### TASK
Though the entries contain pictures, the copy you make should hold only the rest, exactly as written.

Interface dataset entries:
--- START ---
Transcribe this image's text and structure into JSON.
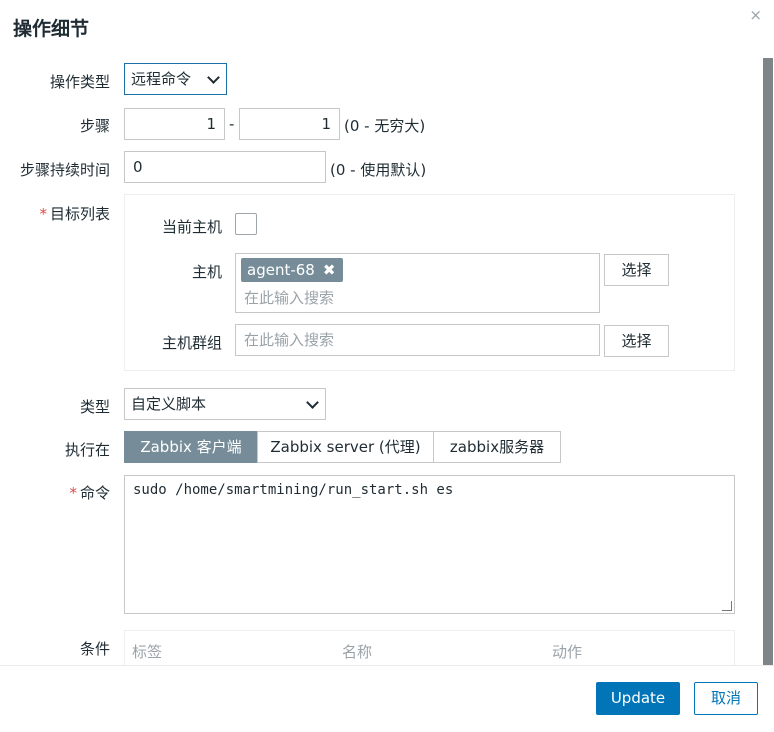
{
  "dialog": {
    "title": "操作细节",
    "close_symbol": "×"
  },
  "operation_type": {
    "label": "操作类型",
    "value": "远程命令"
  },
  "steps": {
    "label": "步骤",
    "from": "1",
    "separator": "-",
    "to": "1",
    "note": "(0 - 无穷大)"
  },
  "step_duration": {
    "label": "步骤持续时间",
    "value": "0",
    "note": "(0 - 使用默认)"
  },
  "target_list": {
    "required_mark": "*",
    "label": "目标列表",
    "current_host": {
      "label": "当前主机",
      "checked": false
    },
    "host": {
      "label": "主机",
      "tags": [
        "agent-68"
      ],
      "tag_remove_symbol": "✖",
      "placeholder": "在此输入搜索",
      "select_label": "选择"
    },
    "host_group": {
      "label": "主机群组",
      "placeholder": "在此输入搜索",
      "select_label": "选择"
    }
  },
  "type": {
    "label": "类型",
    "value": "自定义脚本"
  },
  "execute_on": {
    "label": "执行在",
    "options": [
      "Zabbix 客户端",
      "Zabbix server (代理)",
      "zabbix服务器"
    ],
    "selected_index": 0
  },
  "command": {
    "required_mark": "*",
    "label": "命令",
    "value": "sudo /home/smartmining/run_start.sh es"
  },
  "conditions": {
    "label": "条件",
    "columns": [
      "标签",
      "名称",
      "动作"
    ]
  },
  "footer": {
    "update_label": "Update",
    "cancel_label": "取消"
  },
  "colors": {
    "primary": "#0275b8",
    "tag_bg": "#768d99",
    "required": "#e24a4a"
  }
}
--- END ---
### TASK RESPONSE
Transcribe this image's text and structure into JSON.
{
  "dialog": {
    "title": "操作细节",
    "close_symbol": "×"
  },
  "operation_type": {
    "label": "操作类型",
    "value": "远程命令"
  },
  "steps": {
    "label": "步骤",
    "from": "1",
    "separator": "-",
    "to": "1",
    "note": "(0 - 无穷大)"
  },
  "step_duration": {
    "label": "步骤持续时间",
    "value": "0",
    "note": "(0 - 使用默认)"
  },
  "target_list": {
    "required_mark": "*",
    "label": "目标列表",
    "current_host": {
      "label": "当前主机",
      "checked": false
    },
    "host": {
      "label": "主机",
      "tags": [
        "agent-68"
      ],
      "tag_remove_symbol": "✖",
      "placeholder": "在此输入搜索",
      "select_label": "选择"
    },
    "host_group": {
      "label": "主机群组",
      "placeholder": "在此输入搜索",
      "select_label": "选择"
    }
  },
  "type": {
    "label": "类型",
    "value": "自定义脚本"
  },
  "execute_on": {
    "label": "执行在",
    "options": [
      "Zabbix 客户端",
      "Zabbix server (代理)",
      "zabbix服务器"
    ],
    "selected_index": 0
  },
  "command": {
    "required_mark": "*",
    "label": "命令",
    "value": "sudo /home/smartmining/run_start.sh es"
  },
  "conditions": {
    "label": "条件",
    "columns": [
      "标签",
      "名称",
      "动作"
    ]
  },
  "footer": {
    "update_label": "Update",
    "cancel_label": "取消"
  },
  "colors": {
    "primary": "#0275b8",
    "tag_bg": "#768d99",
    "required": "#e24a4a"
  }
}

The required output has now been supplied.